Returning to the Forest. Shamanism, Landscape and History among the Duha of Northern Mongolia
Benedikte Møller Kristensen defends her PhD thesis.
This PhD thesis is about shamanism among the Duha in Mongolia. It is based on 22 months of fieldwork (1999-2012) among the Duha reindeer nomads in Northern Mongolia, and examines why the Duha return to their traditional livelihood as hunters and herders inthe taiga has resulted in a turn toward their shamanic traditions.The main argument of the study is that the Duha return to the taiga encapsulated a return to the practices and the land in which the Duha shamanism subsists as a local and historic tradition. It argues that Duha shamanism is a deeply local tradition centred on local animistic perceptions of kinship relations between humans and spirits, enacted through the practices of hunting and herding. It also argues that the Duha livelihood and land historically has been fashioned and shaped as shamanic by the imaginaries and policies ofsurrounding states and people.Finally it discusses how contemporaryinterventions upon the Duha livelihood and land, such as hunting laws, gold-mining and spiritual tourism, was felt to increase the flow of dangerous spiritual powers, which further encouraged the Duha to turn towards shamanism.

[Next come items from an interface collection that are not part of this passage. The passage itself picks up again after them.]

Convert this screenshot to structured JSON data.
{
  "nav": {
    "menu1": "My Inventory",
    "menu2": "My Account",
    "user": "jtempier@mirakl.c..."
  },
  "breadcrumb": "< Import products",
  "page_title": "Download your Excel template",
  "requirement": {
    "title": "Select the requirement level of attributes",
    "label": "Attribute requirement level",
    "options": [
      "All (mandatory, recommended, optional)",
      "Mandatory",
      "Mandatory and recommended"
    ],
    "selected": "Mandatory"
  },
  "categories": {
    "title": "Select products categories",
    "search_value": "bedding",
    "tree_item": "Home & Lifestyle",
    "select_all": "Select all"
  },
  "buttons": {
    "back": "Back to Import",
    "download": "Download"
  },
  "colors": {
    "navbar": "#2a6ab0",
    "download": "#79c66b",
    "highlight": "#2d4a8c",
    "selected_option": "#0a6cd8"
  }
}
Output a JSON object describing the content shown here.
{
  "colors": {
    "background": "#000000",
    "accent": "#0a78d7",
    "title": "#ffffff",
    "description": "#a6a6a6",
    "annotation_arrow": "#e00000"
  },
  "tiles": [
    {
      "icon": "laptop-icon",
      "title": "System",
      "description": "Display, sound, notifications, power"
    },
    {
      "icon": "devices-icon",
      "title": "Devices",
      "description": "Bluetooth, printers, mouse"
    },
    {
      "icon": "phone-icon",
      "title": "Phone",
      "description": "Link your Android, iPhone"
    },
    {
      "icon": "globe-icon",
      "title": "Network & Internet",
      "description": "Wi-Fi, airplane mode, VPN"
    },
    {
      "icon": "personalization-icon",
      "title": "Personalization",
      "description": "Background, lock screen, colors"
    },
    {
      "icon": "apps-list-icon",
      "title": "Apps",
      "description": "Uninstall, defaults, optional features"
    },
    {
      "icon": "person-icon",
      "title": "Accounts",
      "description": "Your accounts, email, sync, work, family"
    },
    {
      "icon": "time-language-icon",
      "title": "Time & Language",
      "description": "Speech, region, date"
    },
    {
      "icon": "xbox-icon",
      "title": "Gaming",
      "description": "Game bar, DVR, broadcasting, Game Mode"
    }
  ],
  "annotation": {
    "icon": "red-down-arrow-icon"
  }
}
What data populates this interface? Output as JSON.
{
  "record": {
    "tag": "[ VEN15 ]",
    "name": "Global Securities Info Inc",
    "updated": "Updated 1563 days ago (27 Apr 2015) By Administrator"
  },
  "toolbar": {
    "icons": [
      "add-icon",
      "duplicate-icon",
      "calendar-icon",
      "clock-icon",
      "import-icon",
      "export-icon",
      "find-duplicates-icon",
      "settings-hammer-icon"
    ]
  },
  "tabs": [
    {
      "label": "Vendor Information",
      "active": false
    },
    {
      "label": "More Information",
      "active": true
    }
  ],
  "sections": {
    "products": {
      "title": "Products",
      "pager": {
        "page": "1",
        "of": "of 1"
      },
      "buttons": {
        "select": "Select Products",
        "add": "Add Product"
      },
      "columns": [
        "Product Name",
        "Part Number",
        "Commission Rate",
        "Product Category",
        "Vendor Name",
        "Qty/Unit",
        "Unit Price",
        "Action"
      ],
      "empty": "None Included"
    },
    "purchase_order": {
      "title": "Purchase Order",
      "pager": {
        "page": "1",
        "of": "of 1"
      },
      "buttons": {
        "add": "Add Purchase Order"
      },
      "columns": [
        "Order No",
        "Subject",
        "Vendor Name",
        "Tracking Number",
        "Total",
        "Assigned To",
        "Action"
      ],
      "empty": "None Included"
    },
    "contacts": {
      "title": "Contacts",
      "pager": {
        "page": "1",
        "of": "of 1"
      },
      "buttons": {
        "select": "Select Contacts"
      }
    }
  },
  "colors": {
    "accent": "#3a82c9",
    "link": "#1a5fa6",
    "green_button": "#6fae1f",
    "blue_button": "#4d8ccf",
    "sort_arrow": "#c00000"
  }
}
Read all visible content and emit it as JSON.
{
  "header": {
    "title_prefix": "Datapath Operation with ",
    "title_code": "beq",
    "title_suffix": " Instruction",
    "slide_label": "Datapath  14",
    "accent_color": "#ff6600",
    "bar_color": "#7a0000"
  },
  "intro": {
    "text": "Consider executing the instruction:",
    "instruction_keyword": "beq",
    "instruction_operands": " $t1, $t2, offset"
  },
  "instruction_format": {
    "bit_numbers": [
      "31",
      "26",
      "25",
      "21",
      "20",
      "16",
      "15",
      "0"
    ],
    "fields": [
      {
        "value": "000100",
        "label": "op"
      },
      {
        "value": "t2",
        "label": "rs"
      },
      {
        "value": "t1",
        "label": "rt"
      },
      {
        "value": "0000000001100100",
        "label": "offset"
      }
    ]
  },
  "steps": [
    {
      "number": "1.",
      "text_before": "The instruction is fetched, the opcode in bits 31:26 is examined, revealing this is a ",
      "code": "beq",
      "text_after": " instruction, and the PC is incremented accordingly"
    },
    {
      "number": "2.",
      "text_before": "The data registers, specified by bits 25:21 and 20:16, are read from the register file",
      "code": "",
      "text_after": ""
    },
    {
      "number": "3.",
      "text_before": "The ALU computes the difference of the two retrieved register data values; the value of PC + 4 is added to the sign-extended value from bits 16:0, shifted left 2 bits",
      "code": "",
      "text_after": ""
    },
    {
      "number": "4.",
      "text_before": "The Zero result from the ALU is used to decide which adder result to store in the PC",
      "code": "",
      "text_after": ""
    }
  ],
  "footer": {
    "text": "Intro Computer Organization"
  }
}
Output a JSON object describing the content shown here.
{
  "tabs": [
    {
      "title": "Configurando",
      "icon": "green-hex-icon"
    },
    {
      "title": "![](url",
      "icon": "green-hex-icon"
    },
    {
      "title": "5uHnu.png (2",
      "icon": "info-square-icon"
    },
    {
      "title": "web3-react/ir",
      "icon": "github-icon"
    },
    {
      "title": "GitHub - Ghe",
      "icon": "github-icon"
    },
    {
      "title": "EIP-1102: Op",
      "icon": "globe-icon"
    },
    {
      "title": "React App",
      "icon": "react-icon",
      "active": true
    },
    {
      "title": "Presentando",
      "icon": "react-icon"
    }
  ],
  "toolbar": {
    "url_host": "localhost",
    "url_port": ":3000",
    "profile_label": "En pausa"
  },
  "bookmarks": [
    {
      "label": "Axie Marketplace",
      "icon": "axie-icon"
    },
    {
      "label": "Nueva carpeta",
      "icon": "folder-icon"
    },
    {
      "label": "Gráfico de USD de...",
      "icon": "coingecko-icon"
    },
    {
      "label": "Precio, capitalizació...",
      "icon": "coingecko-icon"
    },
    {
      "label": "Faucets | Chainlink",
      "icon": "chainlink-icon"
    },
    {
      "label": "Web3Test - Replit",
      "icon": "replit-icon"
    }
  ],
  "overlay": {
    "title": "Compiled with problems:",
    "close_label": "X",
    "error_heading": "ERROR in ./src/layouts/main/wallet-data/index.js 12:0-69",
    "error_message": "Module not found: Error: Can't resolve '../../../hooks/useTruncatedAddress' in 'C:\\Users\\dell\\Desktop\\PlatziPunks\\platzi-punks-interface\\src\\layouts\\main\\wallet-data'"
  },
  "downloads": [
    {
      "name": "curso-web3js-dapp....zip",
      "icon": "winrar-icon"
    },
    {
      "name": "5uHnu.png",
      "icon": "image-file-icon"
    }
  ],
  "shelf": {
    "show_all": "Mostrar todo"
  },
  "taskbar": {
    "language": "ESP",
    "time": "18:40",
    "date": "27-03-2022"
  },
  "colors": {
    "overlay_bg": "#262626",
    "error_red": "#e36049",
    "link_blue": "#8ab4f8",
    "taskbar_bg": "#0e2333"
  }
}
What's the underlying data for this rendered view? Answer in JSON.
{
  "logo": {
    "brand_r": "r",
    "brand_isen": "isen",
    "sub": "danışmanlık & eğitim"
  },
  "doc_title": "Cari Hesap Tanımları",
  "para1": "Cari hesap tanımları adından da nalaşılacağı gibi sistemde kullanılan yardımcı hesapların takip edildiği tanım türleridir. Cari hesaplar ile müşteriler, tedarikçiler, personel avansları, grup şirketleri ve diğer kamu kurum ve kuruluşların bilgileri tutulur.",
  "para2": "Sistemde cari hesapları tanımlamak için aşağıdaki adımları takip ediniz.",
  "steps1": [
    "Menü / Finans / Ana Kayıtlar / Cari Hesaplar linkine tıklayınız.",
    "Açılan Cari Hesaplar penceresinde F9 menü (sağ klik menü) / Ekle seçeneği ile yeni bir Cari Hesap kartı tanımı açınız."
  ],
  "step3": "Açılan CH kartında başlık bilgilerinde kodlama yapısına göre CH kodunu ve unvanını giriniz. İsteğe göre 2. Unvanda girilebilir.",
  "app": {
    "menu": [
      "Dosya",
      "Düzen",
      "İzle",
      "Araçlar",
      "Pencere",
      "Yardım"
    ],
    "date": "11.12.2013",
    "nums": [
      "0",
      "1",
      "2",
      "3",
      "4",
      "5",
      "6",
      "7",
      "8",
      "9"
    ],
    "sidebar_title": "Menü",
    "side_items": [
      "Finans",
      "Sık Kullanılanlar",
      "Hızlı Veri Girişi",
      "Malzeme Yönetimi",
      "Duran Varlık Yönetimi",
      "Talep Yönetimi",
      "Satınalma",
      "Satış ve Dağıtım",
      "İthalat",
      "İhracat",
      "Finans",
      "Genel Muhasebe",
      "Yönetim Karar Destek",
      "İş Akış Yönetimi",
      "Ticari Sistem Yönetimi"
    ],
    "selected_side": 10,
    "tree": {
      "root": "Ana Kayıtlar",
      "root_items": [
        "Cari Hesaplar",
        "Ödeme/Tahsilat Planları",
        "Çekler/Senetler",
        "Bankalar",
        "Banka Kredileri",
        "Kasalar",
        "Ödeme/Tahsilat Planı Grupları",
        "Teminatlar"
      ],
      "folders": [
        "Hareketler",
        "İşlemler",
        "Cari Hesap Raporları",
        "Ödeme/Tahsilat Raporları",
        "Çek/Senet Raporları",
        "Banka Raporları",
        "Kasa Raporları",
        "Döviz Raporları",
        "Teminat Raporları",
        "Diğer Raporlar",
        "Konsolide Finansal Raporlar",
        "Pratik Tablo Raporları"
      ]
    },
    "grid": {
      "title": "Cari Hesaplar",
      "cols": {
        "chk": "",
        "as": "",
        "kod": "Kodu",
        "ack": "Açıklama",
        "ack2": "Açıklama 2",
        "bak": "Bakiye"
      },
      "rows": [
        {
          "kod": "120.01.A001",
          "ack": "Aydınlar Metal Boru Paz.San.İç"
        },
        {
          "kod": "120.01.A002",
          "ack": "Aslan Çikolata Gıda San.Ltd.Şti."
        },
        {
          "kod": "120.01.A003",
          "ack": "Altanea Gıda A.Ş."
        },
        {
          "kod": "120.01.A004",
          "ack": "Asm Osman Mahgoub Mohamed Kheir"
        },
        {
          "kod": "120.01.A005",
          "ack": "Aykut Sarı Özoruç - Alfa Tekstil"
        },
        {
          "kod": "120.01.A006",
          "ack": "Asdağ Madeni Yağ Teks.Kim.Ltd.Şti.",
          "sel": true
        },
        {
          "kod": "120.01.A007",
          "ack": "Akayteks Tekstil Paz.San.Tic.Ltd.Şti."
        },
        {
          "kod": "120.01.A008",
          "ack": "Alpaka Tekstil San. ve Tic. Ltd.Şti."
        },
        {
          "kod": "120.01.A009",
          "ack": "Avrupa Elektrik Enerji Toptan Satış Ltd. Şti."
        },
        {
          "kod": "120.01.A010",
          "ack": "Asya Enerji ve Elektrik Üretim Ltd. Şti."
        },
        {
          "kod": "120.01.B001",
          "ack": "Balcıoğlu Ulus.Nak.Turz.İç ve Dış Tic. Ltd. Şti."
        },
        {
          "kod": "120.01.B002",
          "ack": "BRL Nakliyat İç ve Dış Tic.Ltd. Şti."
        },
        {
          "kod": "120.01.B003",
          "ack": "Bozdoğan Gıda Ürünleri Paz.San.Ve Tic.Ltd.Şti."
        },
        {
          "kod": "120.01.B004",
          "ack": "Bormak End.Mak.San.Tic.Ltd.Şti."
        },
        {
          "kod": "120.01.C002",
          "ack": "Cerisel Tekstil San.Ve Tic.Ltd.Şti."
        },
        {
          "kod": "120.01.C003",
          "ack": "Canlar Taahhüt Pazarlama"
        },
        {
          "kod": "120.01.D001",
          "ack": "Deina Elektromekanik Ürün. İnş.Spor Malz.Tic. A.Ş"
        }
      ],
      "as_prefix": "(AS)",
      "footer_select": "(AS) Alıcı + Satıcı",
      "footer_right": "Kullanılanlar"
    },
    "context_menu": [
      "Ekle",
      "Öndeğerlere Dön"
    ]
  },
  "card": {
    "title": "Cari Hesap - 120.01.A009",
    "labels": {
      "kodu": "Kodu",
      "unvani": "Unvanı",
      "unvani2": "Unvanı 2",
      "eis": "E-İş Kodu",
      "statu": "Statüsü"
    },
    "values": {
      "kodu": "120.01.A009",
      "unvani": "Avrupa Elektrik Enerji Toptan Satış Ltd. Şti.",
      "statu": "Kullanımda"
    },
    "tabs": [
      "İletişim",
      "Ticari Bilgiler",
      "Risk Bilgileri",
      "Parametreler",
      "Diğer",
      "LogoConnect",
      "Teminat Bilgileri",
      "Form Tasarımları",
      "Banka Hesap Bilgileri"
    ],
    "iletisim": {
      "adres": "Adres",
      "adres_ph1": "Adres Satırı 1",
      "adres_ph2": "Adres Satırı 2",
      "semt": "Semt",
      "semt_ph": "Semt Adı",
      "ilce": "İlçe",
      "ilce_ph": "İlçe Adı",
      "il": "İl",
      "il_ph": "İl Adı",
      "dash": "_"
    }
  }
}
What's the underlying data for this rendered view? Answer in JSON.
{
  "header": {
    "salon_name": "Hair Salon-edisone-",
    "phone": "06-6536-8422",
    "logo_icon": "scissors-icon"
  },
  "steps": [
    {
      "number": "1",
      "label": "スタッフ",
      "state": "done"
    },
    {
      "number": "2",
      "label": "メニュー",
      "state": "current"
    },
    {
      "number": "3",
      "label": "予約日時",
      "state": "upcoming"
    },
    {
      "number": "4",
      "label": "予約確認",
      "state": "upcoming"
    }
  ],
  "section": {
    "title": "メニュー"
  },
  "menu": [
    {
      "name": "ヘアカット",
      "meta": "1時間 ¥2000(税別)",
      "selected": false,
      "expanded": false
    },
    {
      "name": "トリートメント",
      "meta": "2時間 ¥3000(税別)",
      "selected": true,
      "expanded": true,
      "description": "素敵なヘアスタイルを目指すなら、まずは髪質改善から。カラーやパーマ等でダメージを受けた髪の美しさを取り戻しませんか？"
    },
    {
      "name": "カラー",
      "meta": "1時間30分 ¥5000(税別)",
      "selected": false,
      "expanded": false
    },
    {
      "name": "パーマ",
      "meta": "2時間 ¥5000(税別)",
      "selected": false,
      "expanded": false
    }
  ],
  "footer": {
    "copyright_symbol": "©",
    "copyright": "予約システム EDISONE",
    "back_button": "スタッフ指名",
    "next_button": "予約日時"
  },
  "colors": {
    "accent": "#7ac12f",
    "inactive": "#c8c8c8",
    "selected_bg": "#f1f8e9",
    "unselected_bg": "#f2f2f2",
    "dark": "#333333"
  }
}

- Associate Professor Ildikó Beller-Hann (University of Copenhagen)
- Associate Professor Manduhai Buyandelger (MIT)
- Dr Grégory Delaplace (Université Paris Ouest)
Moderator of the defence
- Ingolf Thuesen, Head of Department (University of Copenhagen)
Copies of the thesis are available for consultation at the following three places: at the Information Desk of the Library of the Faculty of Humanities; in Reading Room East of the Royal Library (the Black Diamond); and at the Department of Cross-Cultural and Regional Studies, Karen Blixens Vej 4.